Q: What is the difference between an exemplary review and an exhaustive review?
The word ‘exemplary’ in this context refers to ‘examples,’ and that is the difference between the two types of review. Whereas an exhaustive review emphasizes its comprehensiveness, an exemplary review cites references mainly to illustrate the points being made by the reviewer. The exemplary review therefore demands that the reviewer have a point of view in the first place and the experience and the understanding to assess the literature on a given topic, develop a line of argument, and weave appropriate citations (examples) to support that line of argument. An exhaustive review, on the other hand, requires application rather than knowledge, and aims at being comprehensive and cites all relevant literature on each facet of the topic without being judgmental.

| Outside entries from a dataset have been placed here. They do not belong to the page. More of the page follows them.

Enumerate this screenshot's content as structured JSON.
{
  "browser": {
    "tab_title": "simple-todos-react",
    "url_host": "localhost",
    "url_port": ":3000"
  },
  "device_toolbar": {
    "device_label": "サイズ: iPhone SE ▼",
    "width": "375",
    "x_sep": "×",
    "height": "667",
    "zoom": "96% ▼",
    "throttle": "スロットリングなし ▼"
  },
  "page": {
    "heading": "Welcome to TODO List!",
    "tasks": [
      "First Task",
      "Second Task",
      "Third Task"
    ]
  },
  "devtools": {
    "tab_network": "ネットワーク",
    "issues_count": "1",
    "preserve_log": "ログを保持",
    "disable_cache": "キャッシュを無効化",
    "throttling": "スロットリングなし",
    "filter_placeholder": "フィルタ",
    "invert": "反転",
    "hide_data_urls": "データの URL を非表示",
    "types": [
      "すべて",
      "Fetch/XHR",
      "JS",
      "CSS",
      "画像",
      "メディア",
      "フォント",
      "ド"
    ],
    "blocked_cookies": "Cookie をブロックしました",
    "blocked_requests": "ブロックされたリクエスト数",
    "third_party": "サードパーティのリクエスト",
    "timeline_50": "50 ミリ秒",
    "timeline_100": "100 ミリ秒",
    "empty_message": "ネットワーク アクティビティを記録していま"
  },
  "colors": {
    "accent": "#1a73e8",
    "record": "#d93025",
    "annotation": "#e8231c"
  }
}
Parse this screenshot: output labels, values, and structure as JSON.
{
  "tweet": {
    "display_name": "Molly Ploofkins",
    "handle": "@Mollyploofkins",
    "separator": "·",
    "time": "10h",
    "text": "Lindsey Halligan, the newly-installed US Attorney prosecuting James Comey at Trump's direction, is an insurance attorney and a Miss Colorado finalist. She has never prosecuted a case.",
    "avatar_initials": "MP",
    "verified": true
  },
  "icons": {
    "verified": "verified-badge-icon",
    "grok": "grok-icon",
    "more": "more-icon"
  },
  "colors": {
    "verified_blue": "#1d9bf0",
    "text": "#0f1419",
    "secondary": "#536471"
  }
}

Incidentally, this sense of the word ‘exemplary’, namely, serving as an example, is more common in US English. (Merriam-Webster defines it as “serving as an example, instance, or illustration.”) In UK English, it means “very good and suitable to be copied by other people” (Cambridge English Dictionary) or “excellent or done in a way that other people should try to copy” (Macmillan Dictionary).
Hope that helps. For more on writing literature reviews, you may go through these resources.
- A young researcher's guide to writing a literature review
- How to create a comprehensive literature review [Course]
- A young researcher's guide to perspective, commentary, and opinion articles
Note: While the last link is about perspective pieces, we have shared it as an exemplary review is like a perspective piece, though longer. The second link would help you with an exhaustive review. It’s a course on R Upskill, a learning programs platform from a sister brand. R Upskill has many such courses aimed to help researchers/academics grow their skills. For a limited period, the courses are available for free – so, do try it out.
For now though, all the best for writing a review, in case that’s why you asked this query. :-)